While the deadline is on Monday April 1 2019, fortunately for business owners, it isn’t too late just yet. “While undergoing a full digital transformation project may seem like the only route to compliance, a single solution update may be the immediate solution give the impending deadline,” said Lane. “HMRC is allowing the use of bridging software to support the digitised submission and account information retrieval from spreadsheets, which may be the best option for your business.” Additionally, HMRC delayed mandating until October 2019 for a small minority with more complex requirements to ensure there is sufficient time for testing the service with them in the pilot.
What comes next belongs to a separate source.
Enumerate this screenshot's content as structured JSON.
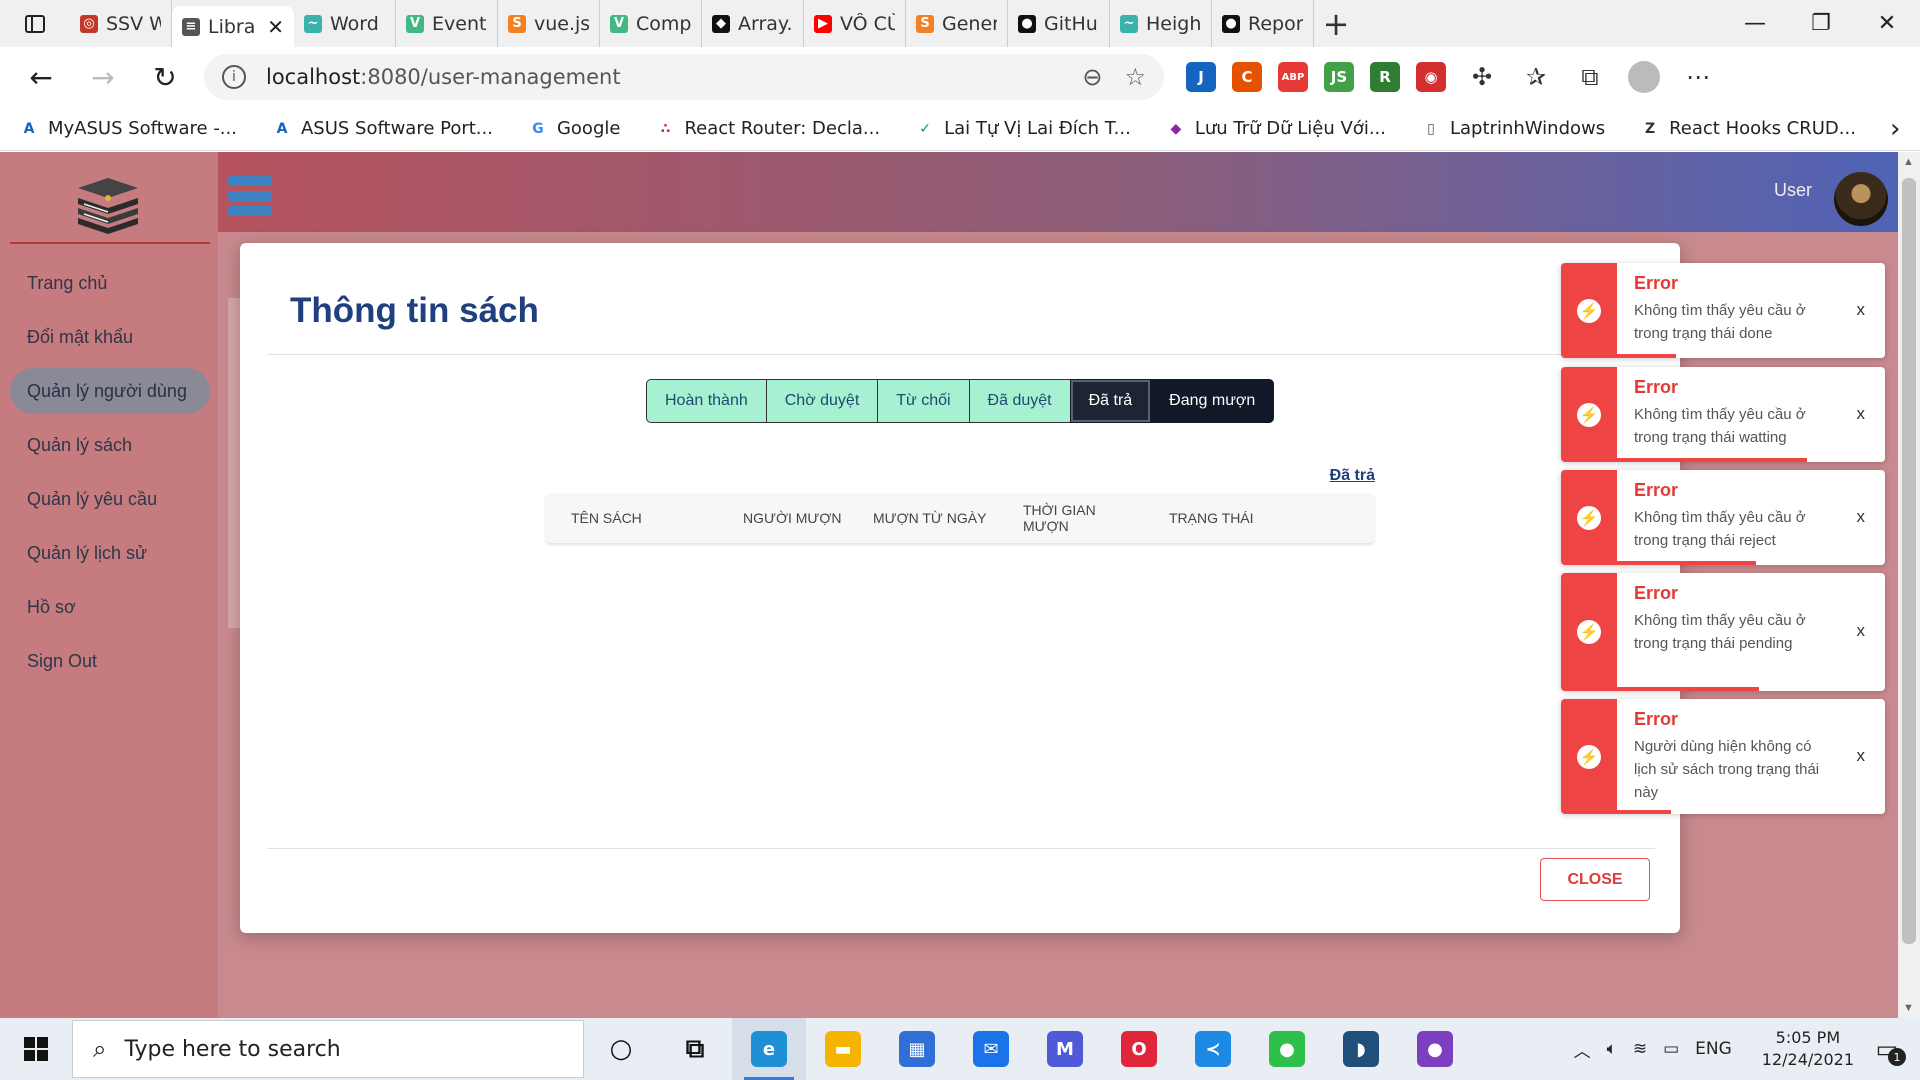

However, the question is what should small businesses do next? “Own the process by doing your research,” opined Damon Anderson, director of partner and product at Xero, the accounting software company. “For anyone unsure about the process of getting their clients online, there are a number of resources available to support such as our MTD hub.” Indeed, business leaders needn’t drown in the deep end when it comes to making themselves aware of the process. Apart from a detailed guide by the government and associated helplines, companies are on hand to help. For example, Xero has a virtual tax advisor called Dexter who is equipped to help with any information entrepreneurs might need.
More importantly, company leaders must consult with their accountant before taking any steps. “Businesses who are worried about MTD would be to find a good progressive accountant who understands digital technology to help them through the process,” said Hewitt. The next step would be to review whether the software is up to date and compatible with HMRC’s requirements, as it can be integrated with HMRC’s API to facilitate a seamless exchange of data. “Identify the key must-haves you need to cover, ensure you have compatible software and identify procedures you need to modify to allow you to submit to the HMRC gateway,” he added.
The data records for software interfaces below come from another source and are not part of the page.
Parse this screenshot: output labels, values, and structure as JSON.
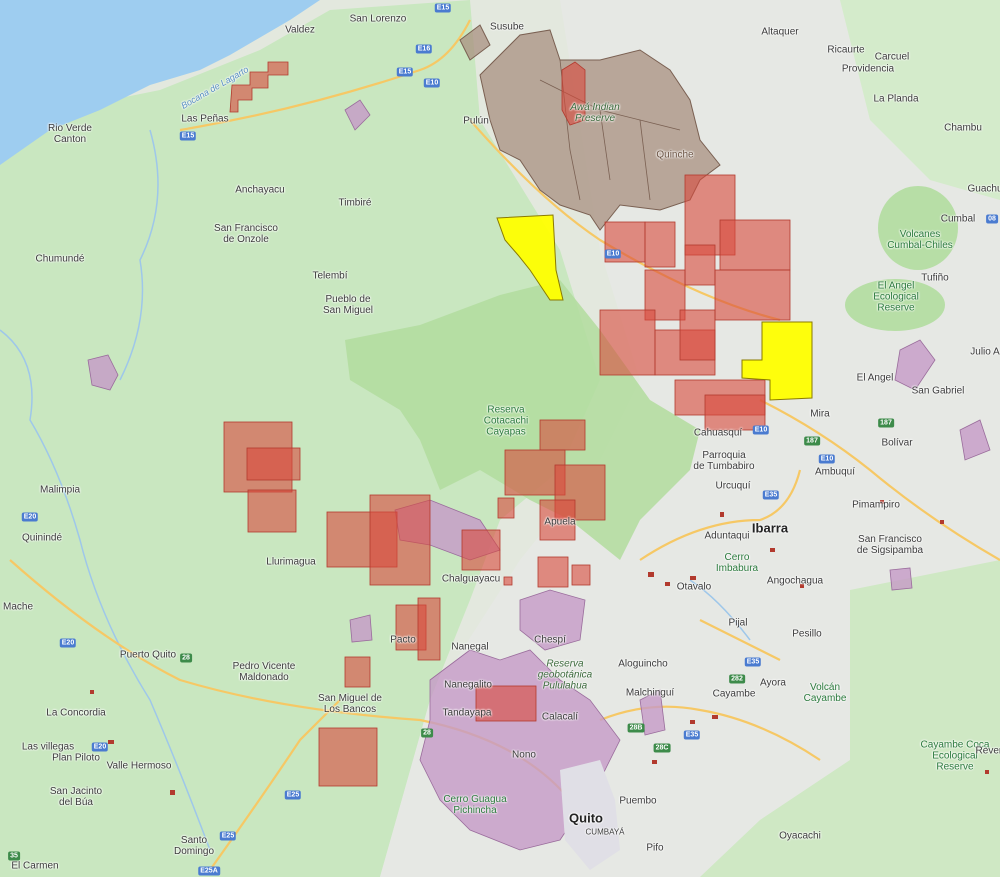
{
  "map": {
    "colors": {
      "land": "#e8ece4",
      "forest": "#c6e6bd",
      "reserve": "#b6dea3",
      "ocean": "#9ecdf0",
      "concession_red": "#d94a3c",
      "concession_yellow": "#ffff00",
      "indigenous_brown": "#a89080",
      "protected_purple": "#c59ac7",
      "road": "#f6c865"
    },
    "labels": {
      "valdez": "Valdez",
      "san_lorenzo": "San Lorenzo",
      "susube": "Susube",
      "altaquer": "Altaquer",
      "ricaurte": "Ricaurte",
      "carcuel": "Carcuel",
      "providencia": "Providencia",
      "la_planda": "La Planda",
      "chambu": "Chambu",
      "guachu": "Guachu",
      "bocana": "Bocana de Lagarto",
      "rio_verde": "Rio Verde\nCanton",
      "las_penas": "Las Peñas",
      "pulun": "Pulún",
      "awa": "Awá Indian\nPreserve",
      "quinche": "Quinche",
      "anchayacu": "Anchayacu",
      "timbire": "Timbiré",
      "san_francisco_onzole": "San Francisco\nde Onzole",
      "chumunde": "Chumundé",
      "telembi": "Telembí",
      "pueblo_san_miguel": "Pueblo de\nSan Miguel",
      "volcanes_cumbal": "Volcanes\nCumbal-Chiles",
      "cumbal": "Cumbal",
      "tufino": "Tufiño",
      "el_angel_reserve": "El Angel\nEcological\nReserve",
      "el_angel": "El Angel",
      "julio": "Julio A",
      "san_gabriel": "San Gabriel",
      "reserva_cotacachi": "Reserva\nCotacachi\nCayapas",
      "mira": "Mira",
      "cahuasqui": "Cahuasquí",
      "bolivar": "Bolívar",
      "parroquia_tumbabiro": "Parroquia\nde Tumbabiro",
      "urcuqui": "Urcuquí",
      "ambuqui": "Ambuquí",
      "malimpia": "Malimpia",
      "apuela": "Apuela",
      "pimampiro": "Pimampiro",
      "quininde": "Quinindé",
      "ibarra": "Ibarra",
      "aduntaqui": "Aduntaqui",
      "san_francisco_sigsipamba": "San Francisco\nde Sigsipamba",
      "llurimagua": "Llurimagua",
      "chalguayacu": "Chalguayacu",
      "cerro_imbabura": "Cerro\nImbabura",
      "angochagua": "Angochagua",
      "mache": "Mache",
      "otavalo": "Otavalo",
      "pacto": "Pacto",
      "chespi": "Chespí",
      "nanegal": "Nanegal",
      "pijal": "Pijal",
      "pesillo": "Pesillo",
      "puerto_quito": "Puerto Quito",
      "pedro_vicente": "Pedro Vicente\nMaldonado",
      "reserva_pululahua": "Reserva\ngeobotánica\nPululahua",
      "aloguincho": "Aloguincho",
      "ayora": "Ayora",
      "volcan_cayambe": "Volcán\nCayambe",
      "malchingui": "Malchinguí",
      "cayambe": "Cayambe",
      "la_concordia": "La Concordia",
      "san_miguel_bancos": "San Miguel de\nLos Bancos",
      "nanegalito": "Nanegalito",
      "tandayapa": "Tandayapa",
      "calacali": "Calacalí",
      "las_villegas": "Las villegas",
      "plan_piloto": "Plan Piloto",
      "valle_hermoso": "Valle Hermoso",
      "nono": "Nono",
      "cayambe_coca": "Cayambe Coca\nEcological\nReserve",
      "reventador": "Reven",
      "san_jacinto": "San Jacinto\ndel Búa",
      "cerro_guagua": "Cerro Guagua\nPichincha",
      "quito": "Quito",
      "cumbaya": "CUMBAYÁ",
      "puembo": "Puembo",
      "santo_domingo": "Santo\nDomingo",
      "pifo": "Pifo",
      "oyacachi": "Oyacachi",
      "el_carmen": "El Carmen"
    },
    "shields": {
      "e15a": "E15",
      "e16": "E16",
      "e15b": "E15",
      "e10a": "E10",
      "e15c": "E15",
      "e10b": "E10",
      "e20a": "E20",
      "e10c": "E10",
      "r187": "187",
      "e35a": "E35",
      "e10d": "E10",
      "r187b": "187",
      "e20b": "E20",
      "r28": "28",
      "e35b": "E35",
      "r28b": "28",
      "e20c": "E20",
      "e25a": "E25",
      "e25b": "E25",
      "r282": "282",
      "r35c": "E35",
      "r28c": "28B",
      "r28d": "28C",
      "e25c": "E25A",
      "r35": "35",
      "r08": "08"
    }
  }
}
And in case you were wondering, a company is expected to continue to file taxes digitally irrespective of changes in their figures. “If your taxable turnover dips below the VAT registration threshold after April 1 2019, a business is still required to keep digital records and send HMRC their VAT returns using MTD-compatible software,” added Anderson. “It’s a huge plus for small businesses to have more control over their tax returns anyway.”
The only risk with MTD is if you miss the deadline given that many are still in the dark. “I wouldn’t be surprised if MTD catches out a lot of businesses unaware, since HMRC has not been as proactive as it could have been in communicating the changes, nor how to actually register for MTD,” said Hewitt. “It’s not an entirely straightforward process and some companies will always be inclined to bury their heads in the sand when it comes to end of year tax.”
So, while MTD is not a mandate for all companies, wasting hours on the process and risking inaccuracies isn't ideal going forward for any company. Instead of looking at it as a seismic shift, business leaders must capitalise on it and view the switch as a part of the bigger ongoing technological upgrade trend. “In any event, get used to filing digitally, ditch the pen and Excel spreadsheet,” said Anderson. "The sooner you get used to cloud accounting technology the better.”